Academic Mentoring - A Shift from Teaching to Facilitating
What is Academic Mentoring?
Mentoring is a supportive learning relationships between the teacher and the learner, where the teacher shares knowledge and skills to the learner. This system establishes a better and effective student-teacher relationship in the students’ academic pursuits.
A ‘Mentor’ is someone who is knowledgeable, experienced and highly proficient in his/her field of study. A good mentor is someone who offers just the right kind of support well-suited to the needs of the students.
Why is Academic Mentoring required?
Students gain practical advice, encouragement and support.
They get to learn from the experiences of others.
Increases their social and academic confidence.
They become more empowered to make decisions.
Helps in developing their communication, study and personal skills.
They learn to develop strategies for dealing with both personal and academic issues.
Supports them in establishing their goals and establish a sense of direction.
What is the Difference between Teaching and Facilitating?

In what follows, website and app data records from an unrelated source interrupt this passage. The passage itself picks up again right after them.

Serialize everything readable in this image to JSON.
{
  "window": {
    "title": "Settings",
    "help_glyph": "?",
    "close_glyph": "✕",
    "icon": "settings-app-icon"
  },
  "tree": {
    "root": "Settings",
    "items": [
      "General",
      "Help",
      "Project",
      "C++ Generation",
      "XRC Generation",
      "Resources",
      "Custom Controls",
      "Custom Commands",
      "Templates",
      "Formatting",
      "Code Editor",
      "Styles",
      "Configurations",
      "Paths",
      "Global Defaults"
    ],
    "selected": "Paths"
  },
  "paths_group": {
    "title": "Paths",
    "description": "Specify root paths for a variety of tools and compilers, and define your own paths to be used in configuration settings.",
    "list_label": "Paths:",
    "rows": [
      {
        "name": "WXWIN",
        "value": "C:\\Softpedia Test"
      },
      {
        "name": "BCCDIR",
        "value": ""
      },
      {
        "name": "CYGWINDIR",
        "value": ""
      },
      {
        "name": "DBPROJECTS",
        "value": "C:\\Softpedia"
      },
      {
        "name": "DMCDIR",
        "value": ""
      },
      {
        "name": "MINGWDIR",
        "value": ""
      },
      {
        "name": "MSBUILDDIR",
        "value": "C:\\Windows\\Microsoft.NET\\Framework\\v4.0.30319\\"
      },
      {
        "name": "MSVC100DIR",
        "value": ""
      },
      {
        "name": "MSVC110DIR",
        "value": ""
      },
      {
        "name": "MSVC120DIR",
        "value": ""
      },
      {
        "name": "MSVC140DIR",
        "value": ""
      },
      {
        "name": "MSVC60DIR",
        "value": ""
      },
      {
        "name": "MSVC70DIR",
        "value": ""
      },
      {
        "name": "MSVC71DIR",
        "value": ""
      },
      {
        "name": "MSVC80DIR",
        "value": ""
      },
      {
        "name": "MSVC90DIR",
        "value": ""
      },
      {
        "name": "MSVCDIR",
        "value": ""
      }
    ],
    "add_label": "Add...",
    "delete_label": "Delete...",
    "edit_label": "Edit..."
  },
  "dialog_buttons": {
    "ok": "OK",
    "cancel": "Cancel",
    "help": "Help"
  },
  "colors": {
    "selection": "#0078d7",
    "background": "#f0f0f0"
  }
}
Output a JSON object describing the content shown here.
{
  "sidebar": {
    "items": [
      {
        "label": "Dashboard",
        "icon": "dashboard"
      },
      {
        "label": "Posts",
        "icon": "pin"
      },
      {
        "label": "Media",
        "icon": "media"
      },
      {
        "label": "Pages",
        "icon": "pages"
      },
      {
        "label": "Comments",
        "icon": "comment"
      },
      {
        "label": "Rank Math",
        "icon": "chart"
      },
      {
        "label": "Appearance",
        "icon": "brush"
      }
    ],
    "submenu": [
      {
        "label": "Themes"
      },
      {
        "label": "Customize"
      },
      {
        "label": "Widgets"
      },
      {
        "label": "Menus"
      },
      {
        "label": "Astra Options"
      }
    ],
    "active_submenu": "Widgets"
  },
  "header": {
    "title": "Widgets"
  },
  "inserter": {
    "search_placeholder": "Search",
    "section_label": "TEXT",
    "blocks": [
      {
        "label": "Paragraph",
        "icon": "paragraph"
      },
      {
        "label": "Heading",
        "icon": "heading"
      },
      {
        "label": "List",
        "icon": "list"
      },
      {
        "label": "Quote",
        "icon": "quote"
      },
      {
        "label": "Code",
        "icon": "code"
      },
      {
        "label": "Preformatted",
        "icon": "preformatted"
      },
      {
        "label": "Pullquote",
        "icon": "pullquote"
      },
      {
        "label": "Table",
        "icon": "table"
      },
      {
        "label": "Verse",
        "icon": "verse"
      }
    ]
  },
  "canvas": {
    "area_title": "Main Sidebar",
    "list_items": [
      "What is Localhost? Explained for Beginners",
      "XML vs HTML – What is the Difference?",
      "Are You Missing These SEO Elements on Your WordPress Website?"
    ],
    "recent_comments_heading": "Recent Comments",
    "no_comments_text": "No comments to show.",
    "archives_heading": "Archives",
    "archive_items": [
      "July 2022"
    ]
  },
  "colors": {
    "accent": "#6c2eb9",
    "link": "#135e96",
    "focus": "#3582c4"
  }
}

Teaching is a process whereby a teacher provides information to the students in acquiring knowledge and skills. This usually happens in a class-room setting where the teacher lectures and the students listen. The teacher provides the information and the answers. The teacher is responsible for measuring how much information the student learns and evaluation is often in the form of tests.
Facilitating is helping and making it easy for students to learn together in a group, to achieve something in a group. It helps students to discover and learn by themselves. The facilitator guides the learning process and provides the right questions for the learners to find the answers for.
A Comparison of Teaching and Facilitating:
Teacher focuses on the lesson content. Facilitator focuses on the learning process.
Teacher takes the major responsibility of learning that happens in the class-room. The learner takes the major responsibility of learning.
Teacher determines what students need to know. Learners work with their facilitators to determine what information and skills they need to obtain
Teacher has the responsibility for obtaining information and delivering it to students. Facilitator gives guidance to learners in seeking information on their own.
Teacher stands at front of the room. Facilitator sits with thelearners.
Expertise of teacher is critical in instruction. Facilitator identifies and draws on expertise of participants
Shifting from Teaching to Facilitating:
How does a teacher shift from the teaching process to the facilitating process?
· First and foremost understand the fact that facilitating is learning too.
· Catching up with your students’ knowledge.
· Find interesting materials.
· Be a good listener.
· Ask the right question and help the students come up with the right answers.
· Offer skills that lead to learning.
· Respect each one of the students.
Both teaching and facilitation are effective instructional techniques, but instructors who are able to apply both methods strategically and effectively can attain greater success in delivering information and empowering the learners.